© 1999

Thomas Chatterton and Romantic Culture

  • Nick Groom

Table of contents

  1. Front Matter
    Pages i-2
  2. Introduction

    1. Nick Groom
      Pages 3-11
  3. Life and Works

  4. The Rowley Controversy and After

  5. Back Matter
    Pages 293-300

About this book


Thomas Chatterton was a poet, forger, and adolescent suicide, and the debate over his work was a pivotal episode in the history of eighteenth-century literature. It ultimately established Chatterton as the inspiration for Romantic poets like Blake, Coleridge, and Keats. This book is a major collection of diverse new essays by scholars, critics, and writers like Peter Ackroyd and Richard Holmes. They show the mercurial Chatterton in exciting new contexts, and restore him as a seminal figure in English Literature.


Coleridge fiction poet Romanticism

Editors and affiliations

  • Nick Groom
    • 1
  1. 1.University of ExeterUK

About the editors

PETER ACKROYD Novelist and biographer PAUL BAINES Lecturer, Department of English Language and Literature, University of Liverpool INGA BRYDEN Senior Lecturer in English and Cultural Studies, King Alfred's College, Winchester DAVID FAIRER Reader in Eighteenth-Century Poetry, University of Leeds JOHN GOODRIDGE Senior Lecturer in English, Nottingham Trent University RICHARD HOLMES Biographer BRIDGET KEEGAN Assistant Professor of English, Creighton University, Omaha GEORGES LAMOINE Lecturer in English Literature and History, Université du Mirail MARIA GRAZIA LOLLA Senior Fellow, Center for the Humanities, Wesleyan University TIMOTHY MORTON Assistant Professor of English, University of Colorado CLAUDE RAWSON Maynard Mack Professor of English, Yale University PAT ROGERS DeBartolo Professor of the Liberal Arts, University of South Florida MICHAEL SUAREZ, SJ Junior Research Fellow, St John's College, Oxford CAROLYN D. WILLIAMS Lecturer, Department of English, University of Reading MICHAEL WOOD Professor of English, Princeton University

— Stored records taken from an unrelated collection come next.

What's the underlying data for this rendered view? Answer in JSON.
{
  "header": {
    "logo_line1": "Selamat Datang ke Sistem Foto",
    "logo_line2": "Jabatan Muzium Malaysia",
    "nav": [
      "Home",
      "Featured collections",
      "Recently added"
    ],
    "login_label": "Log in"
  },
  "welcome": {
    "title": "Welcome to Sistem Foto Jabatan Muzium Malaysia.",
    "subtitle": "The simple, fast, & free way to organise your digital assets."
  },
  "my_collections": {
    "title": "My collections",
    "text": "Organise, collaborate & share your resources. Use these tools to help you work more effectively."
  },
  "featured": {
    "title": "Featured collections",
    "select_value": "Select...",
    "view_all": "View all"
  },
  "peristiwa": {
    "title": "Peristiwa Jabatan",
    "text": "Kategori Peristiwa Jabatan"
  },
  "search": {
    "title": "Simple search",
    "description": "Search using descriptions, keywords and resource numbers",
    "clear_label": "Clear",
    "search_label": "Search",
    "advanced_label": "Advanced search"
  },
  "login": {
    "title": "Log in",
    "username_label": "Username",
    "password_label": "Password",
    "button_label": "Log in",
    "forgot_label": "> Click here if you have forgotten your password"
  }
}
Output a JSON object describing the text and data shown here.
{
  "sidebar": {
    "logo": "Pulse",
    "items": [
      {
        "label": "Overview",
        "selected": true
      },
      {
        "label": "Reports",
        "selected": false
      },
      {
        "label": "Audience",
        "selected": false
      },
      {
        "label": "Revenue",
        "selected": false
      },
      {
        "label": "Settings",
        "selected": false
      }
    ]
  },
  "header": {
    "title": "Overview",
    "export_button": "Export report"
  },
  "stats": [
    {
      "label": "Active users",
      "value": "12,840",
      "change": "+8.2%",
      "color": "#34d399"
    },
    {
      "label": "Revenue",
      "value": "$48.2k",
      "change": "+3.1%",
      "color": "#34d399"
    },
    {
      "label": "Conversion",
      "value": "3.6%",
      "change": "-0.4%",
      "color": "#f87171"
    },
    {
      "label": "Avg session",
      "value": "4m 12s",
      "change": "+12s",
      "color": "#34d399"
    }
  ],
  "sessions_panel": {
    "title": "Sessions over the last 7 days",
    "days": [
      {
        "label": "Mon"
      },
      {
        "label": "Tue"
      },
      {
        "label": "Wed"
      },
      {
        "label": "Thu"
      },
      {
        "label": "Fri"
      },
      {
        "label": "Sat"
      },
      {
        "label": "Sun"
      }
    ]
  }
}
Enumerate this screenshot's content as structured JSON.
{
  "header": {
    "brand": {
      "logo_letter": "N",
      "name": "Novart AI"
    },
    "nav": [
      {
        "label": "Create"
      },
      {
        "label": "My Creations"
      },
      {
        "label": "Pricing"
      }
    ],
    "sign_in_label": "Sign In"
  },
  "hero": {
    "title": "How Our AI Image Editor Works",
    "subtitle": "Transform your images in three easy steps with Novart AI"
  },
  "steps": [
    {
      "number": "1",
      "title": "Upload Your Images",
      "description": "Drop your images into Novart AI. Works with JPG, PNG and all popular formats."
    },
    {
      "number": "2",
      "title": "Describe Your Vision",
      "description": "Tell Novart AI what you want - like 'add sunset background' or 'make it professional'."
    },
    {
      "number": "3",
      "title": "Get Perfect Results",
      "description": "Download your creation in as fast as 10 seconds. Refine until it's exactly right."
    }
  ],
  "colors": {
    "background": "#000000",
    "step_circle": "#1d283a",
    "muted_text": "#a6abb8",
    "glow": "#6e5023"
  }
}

Bibliographic information


Recommended for academic collections serving upper-division undergraduates and above. Choice